I began writing this post back in October when I voted Yes to an Indigenous voice to parliament, so it's been sitting here for a while. But I'm still playing in my same brain sandpit, flicking up sand into the circle of eyes. I'm not willing to play this game anymore. I voted yes and now I'm saying no. I'm entering the Crone Zone with a kind of delicious fury. Care to join?


Friday, December 8, 2023

Past tense

Years ago I wrote a story on A WineDark Sea called 'Can't kill him with an axe'. It was an account of the times I'd nearly killed Old Salt on his fishing boat. He'd previously had heart surgery ('they put a bit of pig in me!'), licked asbestos as a kid because he liked the tingling feeling on his tongue, had an affinity for battery acid and thought electrocution was a fine remedy for Ross River Virus.

Bill died on Monday. It's a weird feeling. When a close friend is dying, people ask if I want to visit them but I'm already there, somehow. Several hundreds of kilometres apart and I'm with them. I don't really know how to explain this. Despite this feeling, when Nga told me on Sunday that he was now on morphine, I'd said, 'Yeah, I'll ring him in the morning.' He sounded fine on Friday when he took of his oxygen mask to chat. Fine.

He was my mentor and teacher. He taught me everything about what it is to be on a boat, how to follow the channel markers home to port in the middle of the night. That was one of his first lessons as we motored home from Michaelmas Island. He taught me about family, about how fish think and how to tie knots (still terrible at that).

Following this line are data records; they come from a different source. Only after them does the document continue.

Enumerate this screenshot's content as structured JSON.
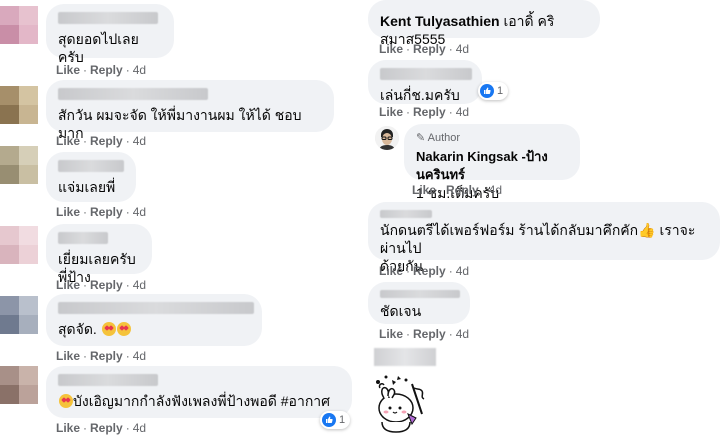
{
  "actions": {
    "like": "Like",
    "reply": "Reply",
    "separator": "·",
    "time": "4d"
  },
  "left_comments": [
    {
      "text": "สุดยอดไปเลยครับ",
      "avatar_colors": [
        "#d9a9bd",
        "#e7c2cf",
        "#c98ea7",
        "#e3b7c8"
      ]
    },
    {
      "text": "สักวัน ผมจะจัด ให้พี่มางานผม ให้ได้ ชอบมาก",
      "avatar_colors": [
        "#a68f6a",
        "#d4c4a2",
        "#8a7350",
        "#c8b592"
      ]
    },
    {
      "text": "แจ่มเลยพี่",
      "avatar_colors": [
        "#b4aa8e",
        "#d6cfb8",
        "#988e72",
        "#c9bfa3"
      ]
    },
    {
      "text": "เยี่ยมเลยครับพี่ป้าง",
      "avatar_colors": [
        "#e6c8cf",
        "#f1dce1",
        "#d9b4bd",
        "#ecd1d7"
      ]
    },
    {
      "text": "สุดจัด.",
      "avatar_colors": [
        "#8c95a8",
        "#b9c0cc",
        "#6f7a8f",
        "#a7afbd"
      ]
    },
    {
      "text": "บังเอิญมากกำลังฟังเพลงพี่ป้างพอดี #อากาศ",
      "avatar_colors": [
        "#a89088",
        "#c9b3aa",
        "#8a7168",
        "#bba29a"
      ],
      "reactions": "1"
    }
  ],
  "right_comments": [
    {
      "name": "Kent Tulyasathien",
      "text": "เอาดิ้ คริสมาส5555"
    },
    {
      "text": "เล่นกี่ช.มครับ",
      "reactions": "1"
    },
    {
      "author_tag": "Author",
      "name": "Nakarin Kingsak -ป้าง นครินทร์",
      "text": "1 ชม.เต็มครับ"
    },
    {
      "text_line1": "นักดนตรีได้เพอร์ฟอร์ม ร้านได้กลับมาคึกคัก",
      "text_line1b": " เราจะผ่านไป",
      "text_line2": "ด้วยกัน"
    },
    {
      "text": "ชัดเจน"
    }
  ],
  "icons": {
    "like": "like-thumb-icon",
    "heart_eyes": "heart-eyes-emoji-icon",
    "thumbs_up": "thumbs-up-emoji-icon",
    "sticker": "party-bunny-sticker"
  }
}
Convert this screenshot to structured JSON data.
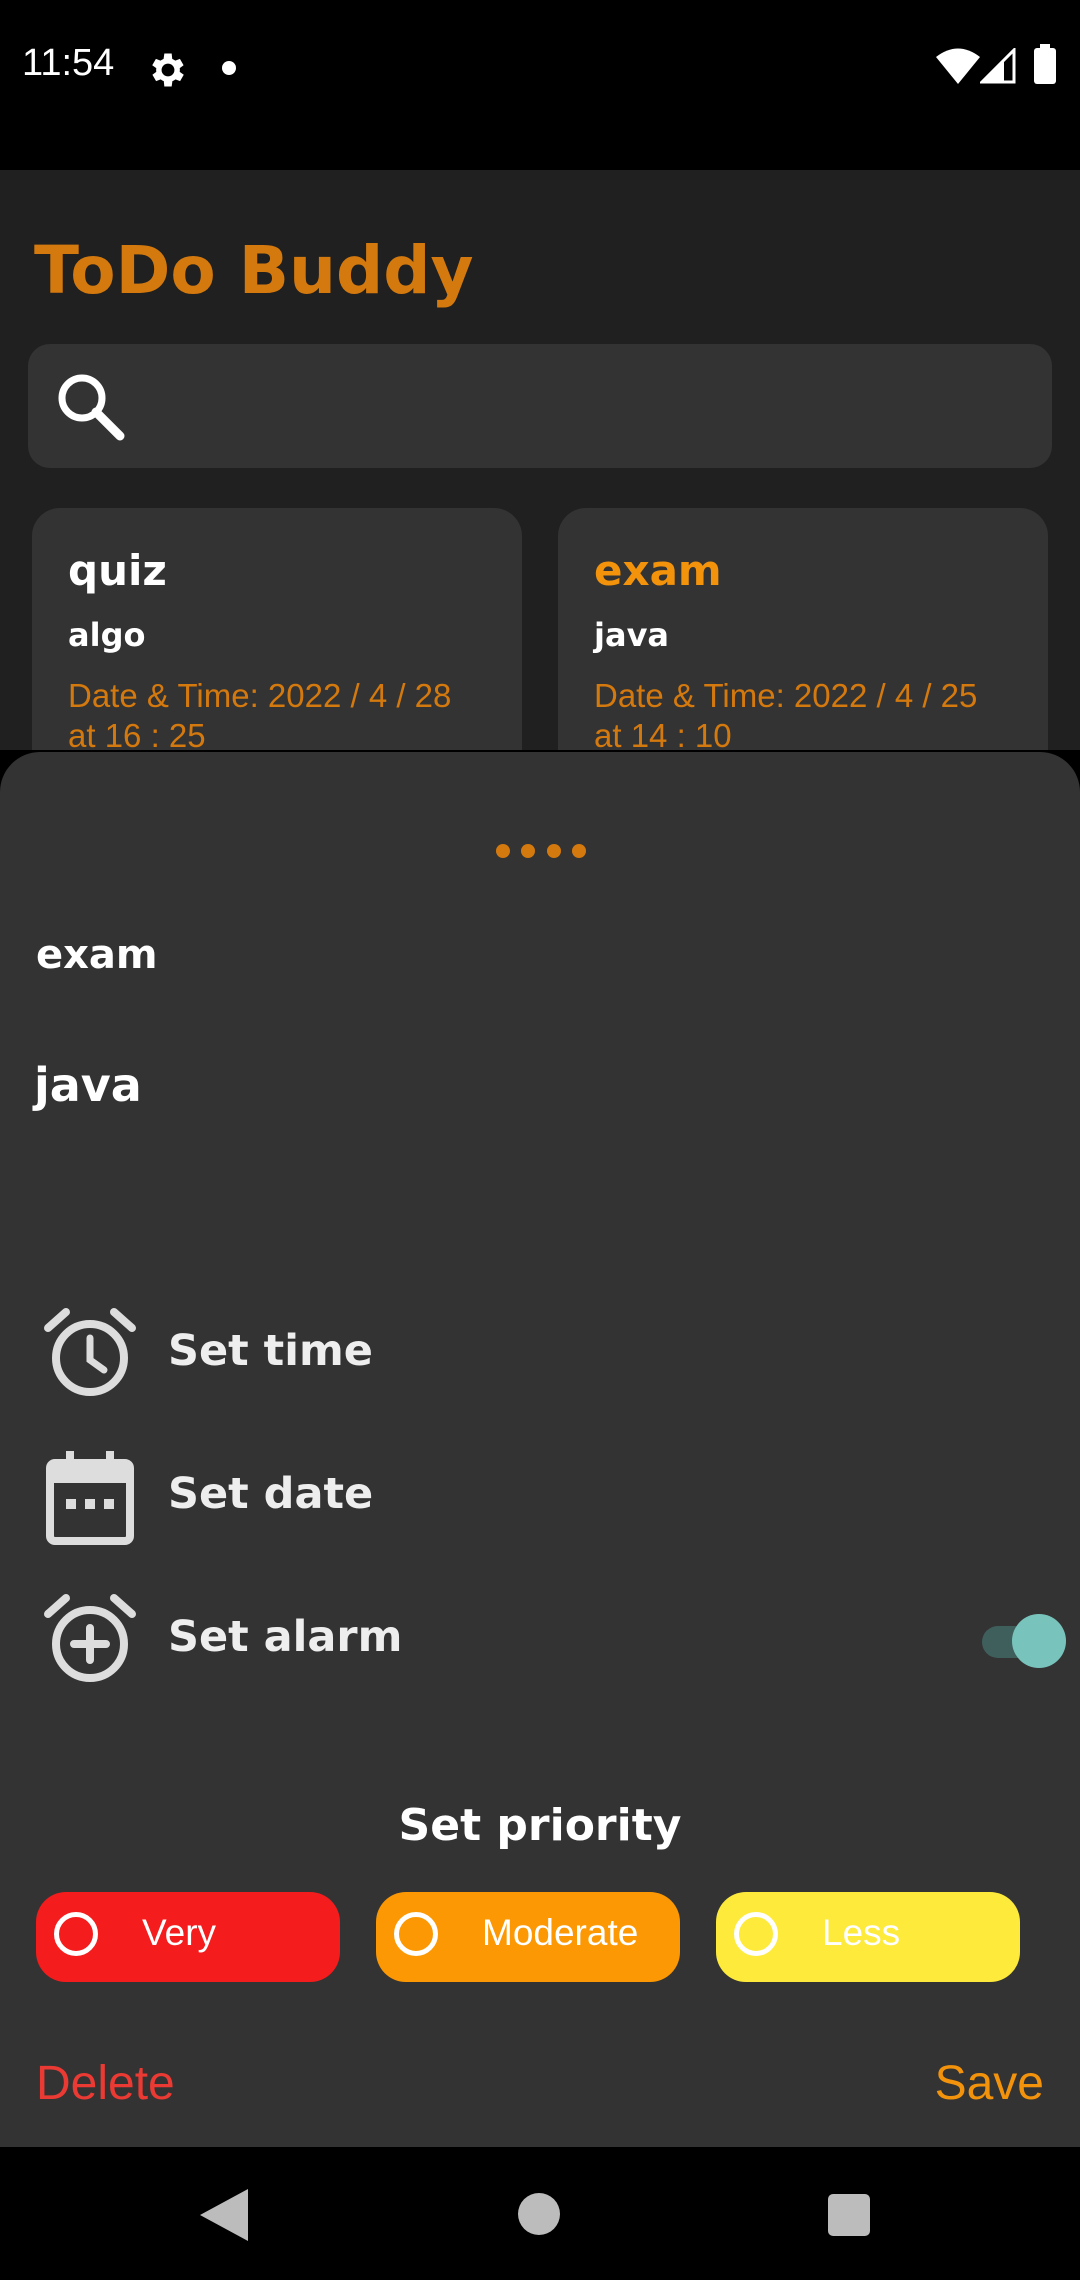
{
  "status_bar": {
    "time": "11:54",
    "icons": [
      "settings-gear-icon",
      "notification-dot-icon",
      "wifi-icon",
      "cell-signal-icon",
      "battery-icon"
    ]
  },
  "app": {
    "title": "ToDo Buddy",
    "search": {
      "icon": "search-icon",
      "value": ""
    },
    "cards": [
      {
        "title": "quiz",
        "subtitle": "algo",
        "date": "Date & Time:  2022 / 4 / 28  at  16 : 25"
      },
      {
        "title": "exam",
        "subtitle": "java",
        "date": "Date & Time:  2022 / 4 / 25  at  14 : 10"
      }
    ]
  },
  "sheet": {
    "task_title": "exam",
    "task_description": "java",
    "options": {
      "set_time": "Set time",
      "set_date": "Set date",
      "set_alarm": "Set alarm"
    },
    "alarm_enabled": true,
    "priority": {
      "title": "Set priority",
      "very": "Very",
      "moderate": "Moderate",
      "less": "Less"
    },
    "delete_label": "Delete",
    "save_label": "Save"
  },
  "colors": {
    "accent": "#d4790e",
    "very": "#f41c1c",
    "moderate": "#fb9803",
    "less": "#fdea3b",
    "delete": "#ea3a33",
    "save": "#f3930c",
    "toggle": "#79c3bd"
  }
}
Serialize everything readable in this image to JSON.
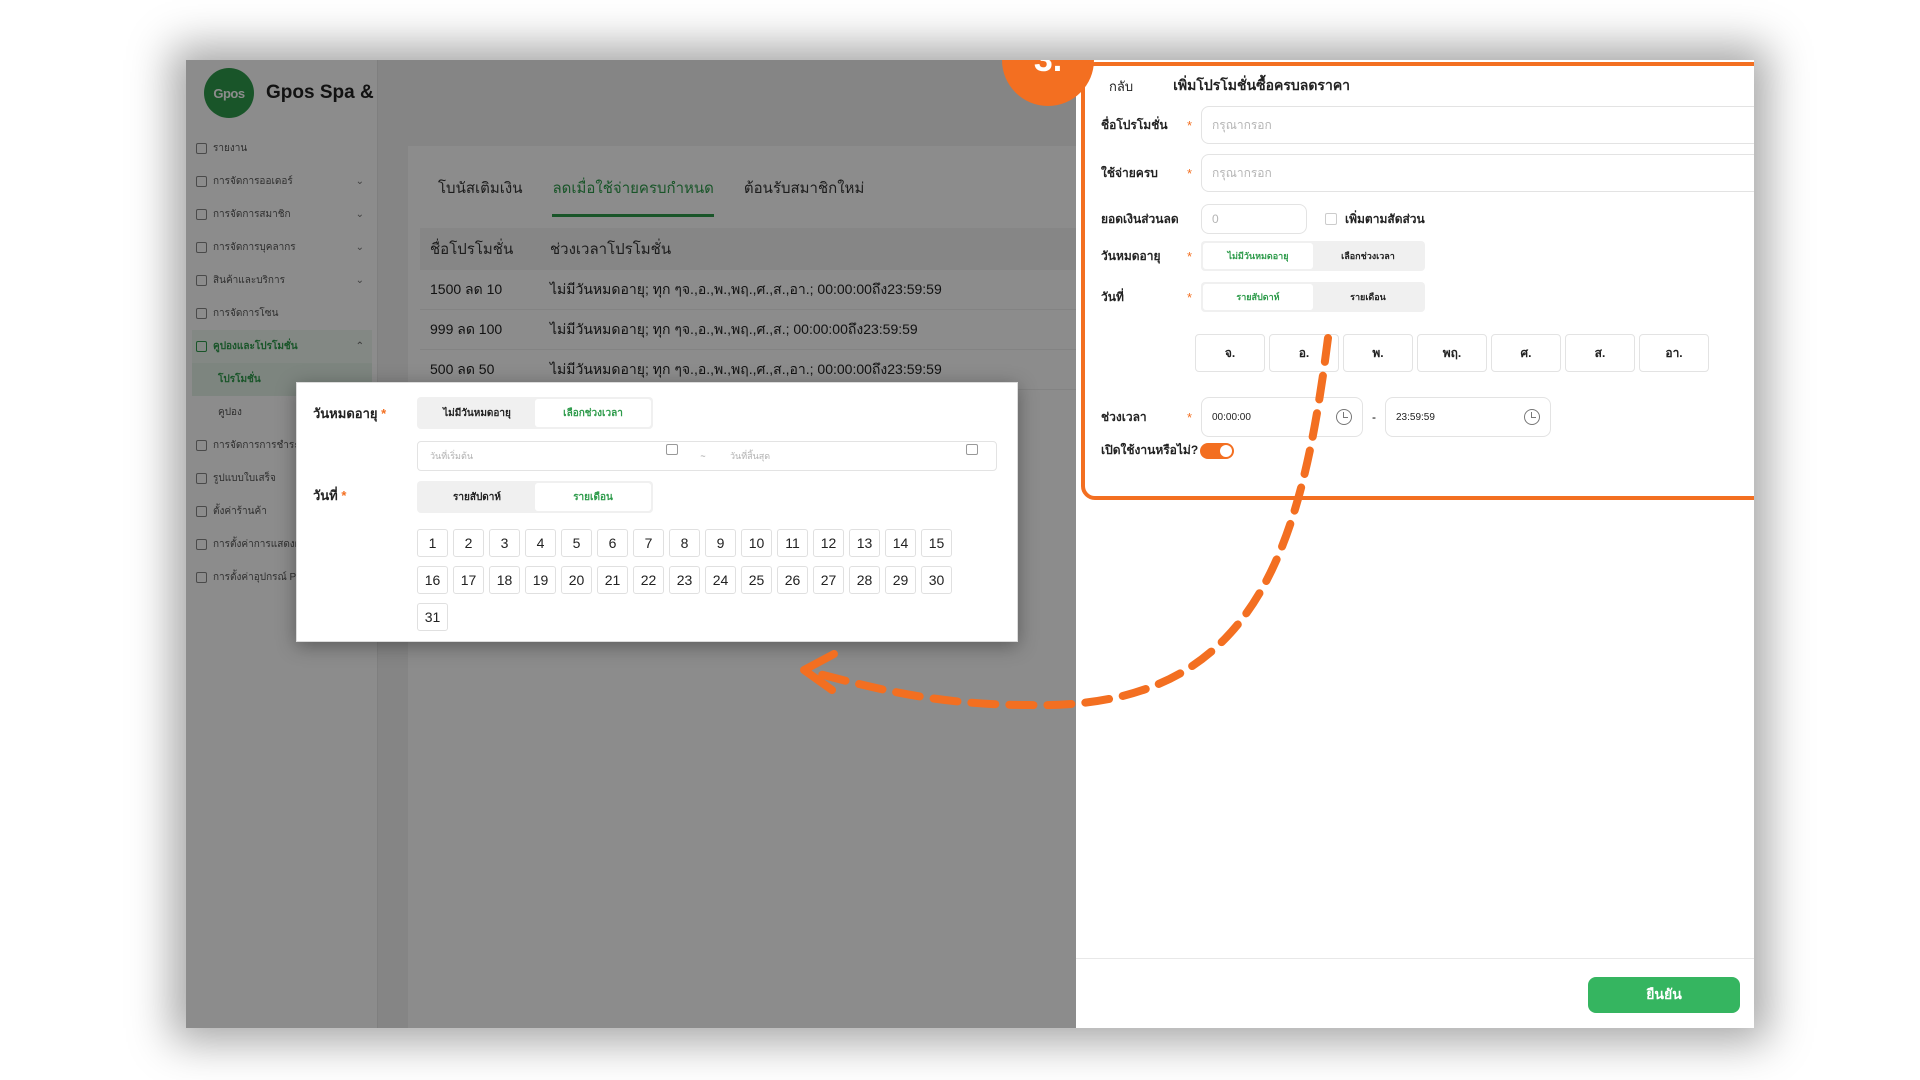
{
  "app": {
    "logo_text": "Gpos",
    "name": "Gpos Spa & Massage"
  },
  "sidebar": {
    "items": [
      {
        "label": "รายงาน",
        "expandable": false
      },
      {
        "label": "การจัดการออเดอร์",
        "expandable": true
      },
      {
        "label": "การจัดการสมาชิก",
        "expandable": true
      },
      {
        "label": "การจัดการบุคลากร",
        "expandable": true
      },
      {
        "label": "สินค้าและบริการ",
        "expandable": true
      },
      {
        "label": "การจัดการโซน",
        "expandable": false
      },
      {
        "label": "คูปองและโปรโมชั่น",
        "expandable": true,
        "active": true
      },
      {
        "label": "โปรโมชั่น",
        "sub": true,
        "active": true
      },
      {
        "label": "คูปอง",
        "sub": true
      },
      {
        "label": "การจัดการการชำระเงิน",
        "expandable": false
      },
      {
        "label": "รูปแบบใบเสร็จ",
        "expandable": false
      },
      {
        "label": "ตั้งค่าร้านค้า",
        "expandable": false
      },
      {
        "label": "การตั้งค่าการแสดงผล",
        "expandable": false
      },
      {
        "label": "การตั้งค่าอุปกรณ์ POS",
        "expandable": false
      }
    ]
  },
  "main": {
    "tabs": [
      "โบนัสเติมเงิน",
      "ลดเมื่อใช้จ่ายครบกำหนด",
      "ต้อนรับสมาชิกใหม่"
    ],
    "active_tab": 1,
    "table": {
      "headers": [
        "ชื่อโปรโมชั่น",
        "ช่วงเวลาโปรโมชั่น"
      ],
      "rows": [
        [
          "1500 ลด 10",
          "ไม่มีวันหมดอายุ; ทุก ๆจ.,อ.,พ.,พฤ.,ศ.,ส.,อา.; 00:00:00ถึง23:59:59"
        ],
        [
          "999 ลด 100",
          "ไม่มีวันหมดอายุ; ทุก ๆจ.,อ.,พ.,พฤ.,ศ.,ส.; 00:00:00ถึง23:59:59"
        ],
        [
          "500 ลด 50",
          "ไม่มีวันหมดอายุ; ทุก ๆจ.,อ.,พ.,พฤ.,ศ.,ส.,อา.; 00:00:00ถึง23:59:59"
        ]
      ]
    }
  },
  "step_badge": "3.",
  "drawer": {
    "back_label": "กลับ",
    "title": "เพิ่มโปรโมชั่นซื้อครบลดราคา",
    "fields": {
      "name_label": "ชื่อโปรโมชั่น",
      "name_placeholder": "กรุณากรอก",
      "spend_label": "ใช้จ่ายครบ",
      "spend_placeholder": "กรุณากรอก",
      "discount_label": "ยอดเงินส่วนลด",
      "discount_value": "0",
      "percent_label": "เพิ่มตามสัดส่วน",
      "expiry_label": "วันหมดอายุ",
      "expiry_options": [
        "ไม่มีวันหมดอายุ",
        "เลือกช่วงเวลา"
      ],
      "date_label": "วันที่",
      "date_options": [
        "รายสัปดาห์",
        "รายเดือน"
      ],
      "weekdays": [
        "จ.",
        "อ.",
        "พ.",
        "พฤ.",
        "ศ.",
        "ส.",
        "อา."
      ],
      "time_label": "ช่วงเวลา",
      "time_start": "00:00:00",
      "time_sep": "-",
      "time_end": "23:59:59",
      "enable_label": "เปิดใช้งานหรือไม่?",
      "enabled": true
    },
    "confirm_label": "ยืนยัน"
  },
  "popup": {
    "expiry_label": "วันหมดอายุ",
    "expiry_options": [
      "ไม่มีวันหมดอายุ",
      "เลือกช่วงเวลา"
    ],
    "start_placeholder": "วันที่เริ่มต้น",
    "range_sep": "~",
    "end_placeholder": "วันที่สิ้นสุด",
    "date_label": "วันที่",
    "date_options": [
      "รายสัปดาห์",
      "รายเดือน"
    ],
    "days": [
      "1",
      "2",
      "3",
      "4",
      "5",
      "6",
      "7",
      "8",
      "9",
      "10",
      "11",
      "12",
      "13",
      "14",
      "15",
      "16",
      "17",
      "18",
      "19",
      "20",
      "21",
      "22",
      "23",
      "24",
      "25",
      "26",
      "27",
      "28",
      "29",
      "30",
      "31"
    ]
  },
  "colors": {
    "brand_green": "#2e9b4b",
    "confirm_green": "#35b560",
    "highlight_orange": "#f36f21"
  }
}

He seemed incombustible, unkillable. An incorrigible white man with a stout sense of right and wrong, a strong interest in his family's history of fishing the Great Southern inlets. He never gave up. So Bill, the star of Salt Story is gone. Bizarrely and so bloody banal for someone who always sailed too close to the wind, he copped covid at a funeral a few weeks ago. On Monday, we'll go to his.